This phenomenon does not apply to Detroit alone. Observe any well constructed abandoned building that remains empty over time and watch it gradually degenerate, often all on its own. This is true of buildings with rooves unspoiled and in good repair and windows all intact.
Scientist Jerry Bergman, Ph.D. says it this way:
"A city, if it were deserted, would eventually disintegrate. The metal in the city would rust, the mortar in the buildings would crack, the wood would rot, etc. In time, less and less differentiation would exist until, if the area were a closed system (no new energy was brought in to rebuild the city), all of the molecules would be evenly distributed within a given area. Diffusion, the tendency for molecules to distribute themselves throughout an area, would occur."
A similar process occurs within the human body when attention is not given to it through exercise, truly good eating (most people have skewed ideas about what that means) and respectful, loving self-care. Without proper treatment and use, the body slowly and in some cases not so slowly, breaks down. When the body’s molecules lose their concentration in their respective areas, they diffuse and aging occurs. An obvious example is facial wrinkles and sagging.
Couch potatoes who lounge on their sofas for many hours a day help breed lethargy and a lack of motivation to do much else; the neglect of physical exercise then brings on an increased risk of heart disease, diabetes and arthritis, a decline in bone density and a higher probability of osteoporosis, poor posture, back pain, a low metabolic rate leading to weight gain and fluctuating sleeping patterns. The edifice known as the physical body begins to fall into deterioration as the will of the body’s very cells to live and thrive is rejected.
Schrödinger uses the term negentropy to identify the remarkable ability of a living system to not only avoid the effects of entropy (death and decay) but to do the opposite–to increase organization. Living organisms feed on negentropy. This is nature’s innate drive to perfect itself.

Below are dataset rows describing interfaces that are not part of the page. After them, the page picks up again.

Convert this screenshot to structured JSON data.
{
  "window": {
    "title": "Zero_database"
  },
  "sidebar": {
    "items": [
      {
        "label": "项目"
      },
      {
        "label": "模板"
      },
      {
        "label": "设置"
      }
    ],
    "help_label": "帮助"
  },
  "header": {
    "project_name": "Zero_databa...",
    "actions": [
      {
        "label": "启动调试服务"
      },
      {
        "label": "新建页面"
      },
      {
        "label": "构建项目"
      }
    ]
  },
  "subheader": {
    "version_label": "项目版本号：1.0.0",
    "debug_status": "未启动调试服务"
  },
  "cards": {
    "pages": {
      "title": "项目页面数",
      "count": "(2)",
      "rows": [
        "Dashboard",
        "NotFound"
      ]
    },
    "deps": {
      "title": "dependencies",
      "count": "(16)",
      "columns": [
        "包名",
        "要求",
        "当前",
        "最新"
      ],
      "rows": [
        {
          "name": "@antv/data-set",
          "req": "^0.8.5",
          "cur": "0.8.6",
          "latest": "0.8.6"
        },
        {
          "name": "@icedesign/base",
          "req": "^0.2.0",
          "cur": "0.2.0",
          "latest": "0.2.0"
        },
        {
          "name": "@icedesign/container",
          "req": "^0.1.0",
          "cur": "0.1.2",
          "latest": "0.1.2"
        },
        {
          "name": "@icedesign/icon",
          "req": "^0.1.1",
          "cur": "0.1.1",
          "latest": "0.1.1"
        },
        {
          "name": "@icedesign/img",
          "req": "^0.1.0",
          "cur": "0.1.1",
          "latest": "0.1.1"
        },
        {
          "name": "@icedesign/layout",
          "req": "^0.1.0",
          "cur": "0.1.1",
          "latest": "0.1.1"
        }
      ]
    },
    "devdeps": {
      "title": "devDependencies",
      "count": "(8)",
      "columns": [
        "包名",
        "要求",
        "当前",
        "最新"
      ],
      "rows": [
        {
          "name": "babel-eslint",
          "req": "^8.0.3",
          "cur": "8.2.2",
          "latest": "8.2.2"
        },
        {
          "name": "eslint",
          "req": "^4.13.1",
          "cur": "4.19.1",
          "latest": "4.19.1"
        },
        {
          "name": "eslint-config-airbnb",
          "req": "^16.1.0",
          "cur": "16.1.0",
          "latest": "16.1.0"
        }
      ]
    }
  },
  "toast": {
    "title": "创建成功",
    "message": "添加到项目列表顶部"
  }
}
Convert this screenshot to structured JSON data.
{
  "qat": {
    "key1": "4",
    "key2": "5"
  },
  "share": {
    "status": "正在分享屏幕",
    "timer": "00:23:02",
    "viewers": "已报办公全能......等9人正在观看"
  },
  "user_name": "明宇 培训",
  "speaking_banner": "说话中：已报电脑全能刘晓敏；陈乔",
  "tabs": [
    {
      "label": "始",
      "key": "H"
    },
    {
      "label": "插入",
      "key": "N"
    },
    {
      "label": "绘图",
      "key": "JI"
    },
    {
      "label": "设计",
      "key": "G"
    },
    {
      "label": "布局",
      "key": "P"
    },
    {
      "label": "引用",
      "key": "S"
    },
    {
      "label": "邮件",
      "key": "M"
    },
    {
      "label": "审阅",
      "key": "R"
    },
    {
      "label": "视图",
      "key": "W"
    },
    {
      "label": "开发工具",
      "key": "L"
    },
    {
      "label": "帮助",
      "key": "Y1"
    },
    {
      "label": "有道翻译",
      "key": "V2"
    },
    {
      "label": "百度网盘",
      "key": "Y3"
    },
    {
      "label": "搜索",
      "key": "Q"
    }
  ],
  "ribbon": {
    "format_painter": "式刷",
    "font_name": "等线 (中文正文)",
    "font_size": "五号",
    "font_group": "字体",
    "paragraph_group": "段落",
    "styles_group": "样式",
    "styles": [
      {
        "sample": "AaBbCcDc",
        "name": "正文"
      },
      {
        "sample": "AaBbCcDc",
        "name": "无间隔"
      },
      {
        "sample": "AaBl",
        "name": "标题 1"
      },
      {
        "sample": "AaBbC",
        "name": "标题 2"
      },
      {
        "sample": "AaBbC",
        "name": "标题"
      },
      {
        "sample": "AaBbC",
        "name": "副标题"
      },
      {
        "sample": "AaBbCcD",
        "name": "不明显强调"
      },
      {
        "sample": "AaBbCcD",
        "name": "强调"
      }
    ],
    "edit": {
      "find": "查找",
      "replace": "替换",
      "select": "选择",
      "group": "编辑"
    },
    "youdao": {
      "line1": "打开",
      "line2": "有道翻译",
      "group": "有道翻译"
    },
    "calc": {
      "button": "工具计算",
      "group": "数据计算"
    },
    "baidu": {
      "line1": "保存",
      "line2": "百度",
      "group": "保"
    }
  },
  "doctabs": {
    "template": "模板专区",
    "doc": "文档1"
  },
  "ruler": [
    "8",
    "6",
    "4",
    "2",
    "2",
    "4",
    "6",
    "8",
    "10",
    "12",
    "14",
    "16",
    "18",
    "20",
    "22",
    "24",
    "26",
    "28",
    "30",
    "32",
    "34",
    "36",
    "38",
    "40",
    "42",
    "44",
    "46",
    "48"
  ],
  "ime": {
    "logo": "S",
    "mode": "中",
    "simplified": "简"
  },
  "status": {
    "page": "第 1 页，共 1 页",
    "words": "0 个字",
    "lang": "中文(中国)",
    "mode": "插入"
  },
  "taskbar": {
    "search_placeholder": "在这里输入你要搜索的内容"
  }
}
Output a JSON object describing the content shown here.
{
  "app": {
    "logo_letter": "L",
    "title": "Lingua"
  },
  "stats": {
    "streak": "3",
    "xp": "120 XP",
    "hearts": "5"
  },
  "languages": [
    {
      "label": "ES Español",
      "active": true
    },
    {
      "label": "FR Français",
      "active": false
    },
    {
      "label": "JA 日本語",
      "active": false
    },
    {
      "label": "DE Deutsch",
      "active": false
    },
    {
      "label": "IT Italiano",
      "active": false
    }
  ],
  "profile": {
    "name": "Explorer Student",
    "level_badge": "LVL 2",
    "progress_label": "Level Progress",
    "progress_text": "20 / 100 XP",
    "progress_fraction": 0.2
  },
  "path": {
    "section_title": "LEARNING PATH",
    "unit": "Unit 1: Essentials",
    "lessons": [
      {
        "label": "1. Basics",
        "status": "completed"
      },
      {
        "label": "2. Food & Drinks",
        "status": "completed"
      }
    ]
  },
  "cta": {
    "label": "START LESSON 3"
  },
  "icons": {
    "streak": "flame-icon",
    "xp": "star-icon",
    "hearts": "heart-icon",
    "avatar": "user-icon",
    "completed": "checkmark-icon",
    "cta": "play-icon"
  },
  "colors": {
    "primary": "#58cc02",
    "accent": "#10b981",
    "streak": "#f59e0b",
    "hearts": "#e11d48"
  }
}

“Throughout its life cycle, every one of the body’s trillions of cells is driven to grow and improve its ability to use more of its innate yet untapped capacity,” writes leadership author Robert K. Cooper, Ph.D.
While the discoveries of scientists surrounding negentropy are actually quite mathematical and complicated, in a nutshell and in layman’s terms we can say very simply that depending on where, how much and the kind of energy we surround a thing with, we receive back a mirror image as the fruit of our focused energy.
This is why raw vegan zealot Markus Rothkranz is right when he says, “Eat life to get life!;” why the adage is true, “Use it or lose it;” why the more esoteric Universal Law proves out that like attracts like and why Catherine Ponder’s message, “What you radiate outward in your thoughts, feelings, mental pictures and words, you attract into your life,” rings true.
Brook, Sapoty. Eco-Eating: A Guide to Balanced Eating for Health and Vitality. Melbourne, Australia: Lothian, 1997. Print.
Bergman, Jerry, PhD. “Albert Szent-Gyorgyi’s Theory of Syntropy and Creationism.” http://www.icr.org. N.p., 7 Oct. 2015. Web. <http://www.icr.org/article/albert-szent-gyorgyis-theory-syntropy-creationism/>.
Cooper, Robert K. The Other 90%: How to Unlock Your Vast Untapped Potential for Leadership and Life. New York: Crown Business, 2001. Print.